Companies constantly innovate with technology and redesign their packaging. Here’s a look at seven recent examples of product redesigns, material switches and sustainable packaging solutions on Packaging Dive’s radar.
Pringles in paper
Kellogg’s revamped its Pringles chips tube to be made of 90% paper, which the company says is 100% recyclable, according to Packaging Europe. Two years ago, the company announced it would trial the paper tubes in U.K. grocery stores.
Traditionally, the tubes have been made from a combination of paperboard, metal and plastic. Multi-material products often are difficult to recycle or not accepted in conventional recycling programs. The metal base has been replaced with fiber, rendering the package recyclable once the plastic lid is removed, Kellogg’s said.
The company is investing in new machinery to make the paper tubes in Belgium, and the technology likely will expand into all European Pringles production lines in the future.
Heinz is ditching the multi-material ketchup cap for its squeezable 400ml bottles in favor that is made from a single, rigid material that the company says is recyclable. Now the entire ketchup bottle and cap can be recycled together, according to the company.
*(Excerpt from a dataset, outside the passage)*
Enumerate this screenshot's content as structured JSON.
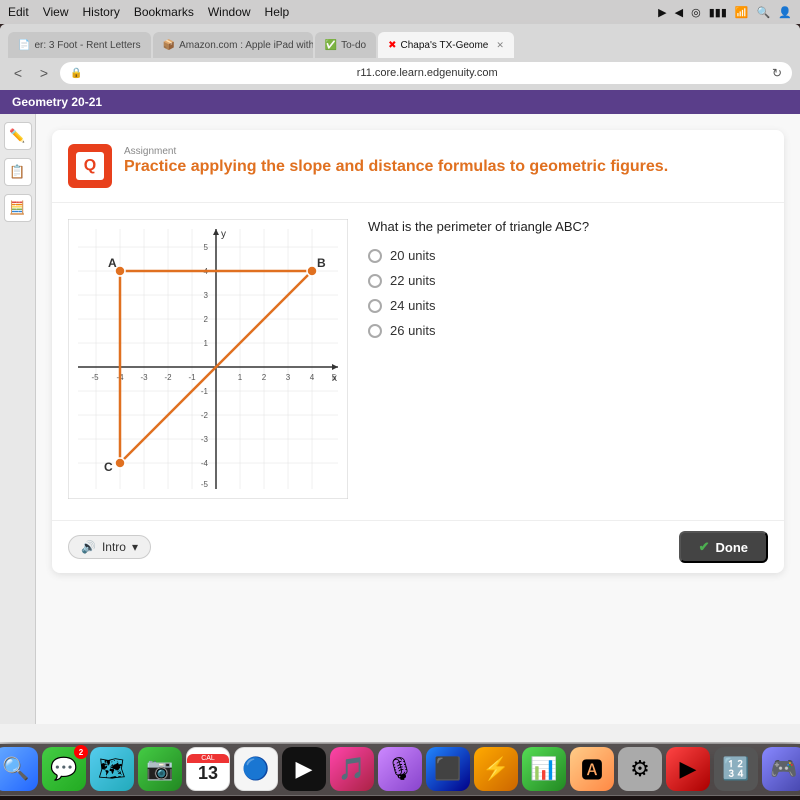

Kraft Heinz announced the new cap two years ago and began testing it in select areas. It spent eight years on R&D for this cap, during which time it developed 45 different designs and 3D printed the protoypes. The new product will begin appearing on store shelves in the U.K. in August. Kraft Heinz intends to add this cap to more of its sauces in the U.K., and “our ambition is to roll this out globally,” according to an emailed statement from a spokesperson.
JDE Peet’s — parent company of numerous coffee brands including Peet’s, Gevalia and Stumptown — is launching a new fiber-based package for its instant coffee products. It calls the paper pack the first of its kind in the coffee market and says it will be recyclable. The coffee in paper packaging is slated to hit stores in select markets next year.
The meat of the matter
Graphic Packaging International partnered with ABP Food Group to create two new lines of fiber-based meat trays for Aldi’s U.K. stores. The vacuum skin pressed board trays use about 90% less plastic than the previous option and have a peelable film. GPI says the trays can be recycled after the consumer removes the film. The trays were designed to run on ABP’s existing packing lines without retooling the machinery or investing in new equipment.
The partners launched two different tray lines to differentiate between Aldi’s core and premium products. The core line uses a white option and the premium steaks will be on a brown kraft-look tray.
Berry Global developed reusable bottles from 100% postconsumer recycled HDPE for multiple sizes of The Bio-D Company’s cleaning products, including laundry detergent and dishwasher rinse aid. The bottles can be refilled at more than 300 refill stores and recycled at their end of life, according to Berry.
Berry says that creating the design involved balancing the bottle’s durability and longevity characteristics to support numerous refills as well as Bio-D’s desire for an environmentally responsible package for its 100% naturally-derived cleaning products.
“While we have been using recycled material in our containers for many years, the requirements for the Bio-D bottle set us additional challenges that required new material technology and processing requirements and an extensive new test regime,” Sally Halliwell, sales development manager for Berry Global Blow Moulding Specialities, said in a news release.
Minimizing medical containers
Corning launched Viridian Vials, a line of glass medical vials for injectable medications that it says will reduce waste and carbon emissions in the pharmaceuticals supply chain. The products are made with 20% less glass than conventional vials by reducing the wall thickness by 30%. The company says the innovation can boost filling-line efficiency by up to 50% and cut vial-manufacturing carbon dioxide-equivalent emissions by up to 30%. The patented external coating reduces damage so the vials have the same or better breakage rate compared to other vials, according to Corning.
Splendor Water, which previously only offered plastic bottles, expanded its product line to include mineral water in glass bottles. Ardagh Glass Packaging developed the bottles, which maintain the indigo color of the original plastic versions. Splendor says this recyclable product highlights its focus on sustainability.